[Work instructions] Repeat the data verbatim, images excluded.

++++ Entries provided ++++

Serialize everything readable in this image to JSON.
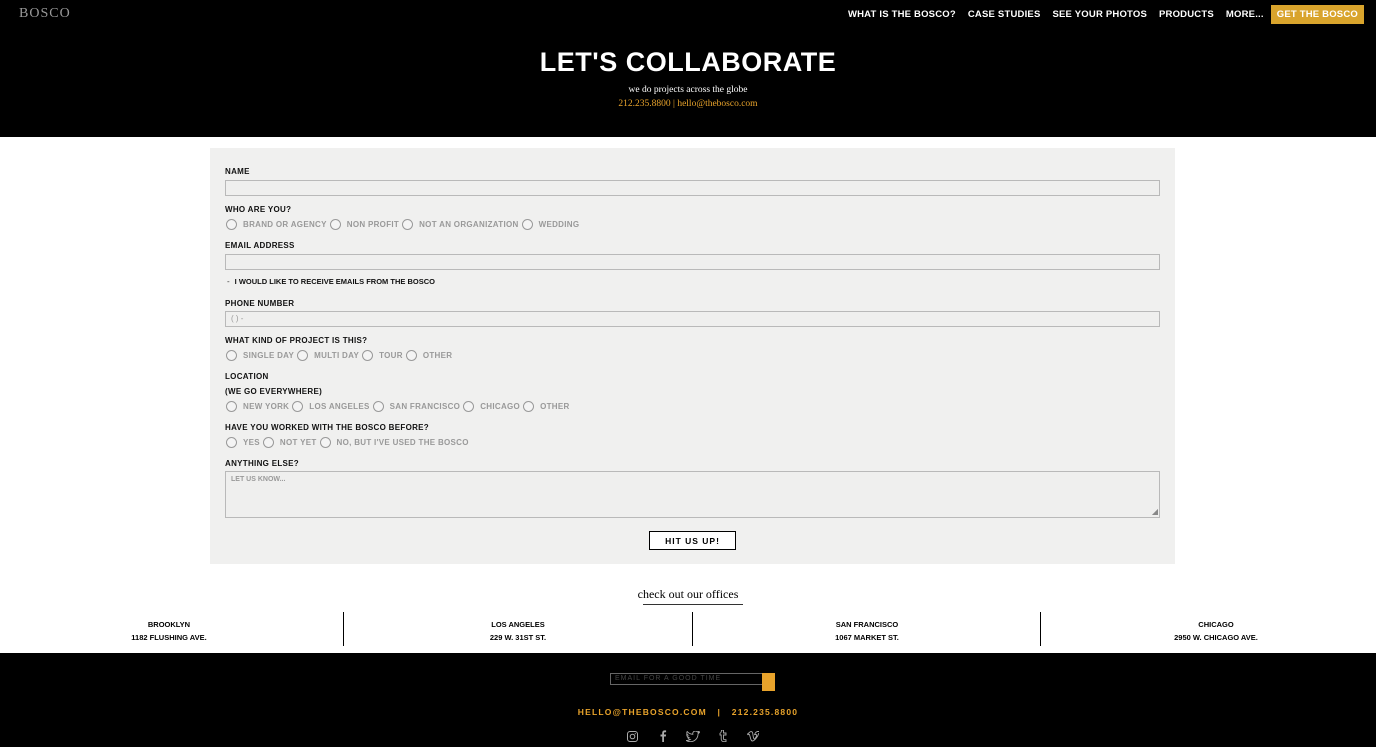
{
  "header": {
    "logo": "BOSCO",
    "nav": [
      {
        "label": "WHAT IS THE BOSCO?"
      },
      {
        "label": "CASE STUDIES"
      },
      {
        "label": "SEE YOUR PHOTOS"
      },
      {
        "label": "PRODUCTS"
      },
      {
        "label": "MORE..."
      }
    ],
    "cta": "GET THE BOSCO",
    "title": "LET'S COLLABORATE",
    "subtitle": "we do projects across the globe",
    "contact": "212.235.8800 | hello@thebosco.com"
  },
  "form": {
    "name_label": "NAME",
    "who_label": "WHO ARE YOU?",
    "who_options": [
      "BRAND OR AGENCY",
      "NON PROFIT",
      "NOT AN ORGANIZATION",
      "WEDDING"
    ],
    "email_label": "EMAIL ADDRESS",
    "newsletter_label": "I WOULD LIKE TO RECEIVE EMAILS FROM THE BOSCO",
    "phone_label": "PHONE NUMBER",
    "phone_placeholder": "(   )   -",
    "project_label": "WHAT KIND OF PROJECT IS THIS?",
    "project_options": [
      "SINGLE DAY",
      "MULTI DAY",
      "TOUR",
      "OTHER"
    ],
    "location_label": "LOCATION",
    "location_sub": "(WE GO EVERYWHERE)",
    "location_options": [
      "NEW YORK",
      "LOS ANGELES",
      "SAN FRANCISCO",
      "CHICAGO",
      "OTHER"
    ],
    "worked_label": "HAVE YOU WORKED WITH THE BOSCO BEFORE?",
    "worked_options": [
      "YES",
      "NOT YET",
      "NO, BUT I'VE USED THE BOSCO"
    ],
    "else_label": "ANYTHING ELSE?",
    "else_placeholder": "LET US KNOW...",
    "submit": "HIT US UP!"
  },
  "offices": {
    "title": "check out our offices",
    "items": [
      {
        "city": "BROOKLYN",
        "address": "1182 FLUSHING AVE."
      },
      {
        "city": "LOS ANGELES",
        "address": "229 W. 31ST ST."
      },
      {
        "city": "SAN FRANCISCO",
        "address": "1067 MARKET ST."
      },
      {
        "city": "CHICAGO",
        "address": "2950 W. CHICAGO AVE."
      }
    ]
  },
  "footer": {
    "email_placeholder": "EMAIL FOR A GOOD TIME",
    "contact": "HELLO@THEBOSCO.COM   |   212.235.8800",
    "socials": [
      "instagram-icon",
      "facebook-icon",
      "twitter-icon",
      "tumblr-icon",
      "vimeo-icon"
    ]
  },
  "colors": {
    "accent": "#e8a32b",
    "cta": "#d9a42c",
    "form_bg": "#f0f0ef"
  }
}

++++

[Response below]
Serialize everything readable in this image to JSON.
{
  "header": {
    "logo": "BOSCO",
    "nav": [
      {
        "label": "WHAT IS THE BOSCO?"
      },
      {
        "label": "CASE STUDIES"
      },
      {
        "label": "SEE YOUR PHOTOS"
      },
      {
        "label": "PRODUCTS"
      },
      {
        "label": "MORE..."
      }
    ],
    "cta": "GET THE BOSCO",
    "title": "LET'S COLLABORATE",
    "subtitle": "we do projects across the globe",
    "contact": "212.235.8800 | hello@thebosco.com"
  },
  "form": {
    "name_label": "NAME",
    "who_label": "WHO ARE YOU?",
    "who_options": [
      "BRAND OR AGENCY",
      "NON PROFIT",
      "NOT AN ORGANIZATION",
      "WEDDING"
    ],
    "email_label": "EMAIL ADDRESS",
    "newsletter_label": "I WOULD LIKE TO RECEIVE EMAILS FROM THE BOSCO",
    "phone_label": "PHONE NUMBER",
    "phone_placeholder": "(   )   -",
    "project_label": "WHAT KIND OF PROJECT IS THIS?",
    "project_options": [
      "SINGLE DAY",
      "MULTI DAY",
      "TOUR",
      "OTHER"
    ],
    "location_label": "LOCATION",
    "location_sub": "(WE GO EVERYWHERE)",
    "location_options": [
      "NEW YORK",
      "LOS ANGELES",
      "SAN FRANCISCO",
      "CHICAGO",
      "OTHER"
    ],
    "worked_label": "HAVE YOU WORKED WITH THE BOSCO BEFORE?",
    "worked_options": [
      "YES",
      "NOT YET",
      "NO, BUT I'VE USED THE BOSCO"
    ],
    "else_label": "ANYTHING ELSE?",
    "else_placeholder": "LET US KNOW...",
    "submit": "HIT US UP!"
  },
  "offices": {
    "title": "check out our offices",
    "items": [
      {
        "city": "BROOKLYN",
        "address": "1182 FLUSHING AVE."
      },
      {
        "city": "LOS ANGELES",
        "address": "229 W. 31ST ST."
      },
      {
        "city": "SAN FRANCISCO",
        "address": "1067 MARKET ST."
      },
      {
        "city": "CHICAGO",
        "address": "2950 W. CHICAGO AVE."
      }
    ]
  },
  "footer": {
    "email_placeholder": "EMAIL FOR A GOOD TIME",
    "contact": "HELLO@THEBOSCO.COM   |   212.235.8800",
    "socials": [
      "instagram-icon",
      "facebook-icon",
      "twitter-icon",
      "tumblr-icon",
      "vimeo-icon"
    ]
  },
  "colors": {
    "accent": "#e8a32b",
    "cta": "#d9a42c",
    "form_bg": "#f0f0ef"
  }
}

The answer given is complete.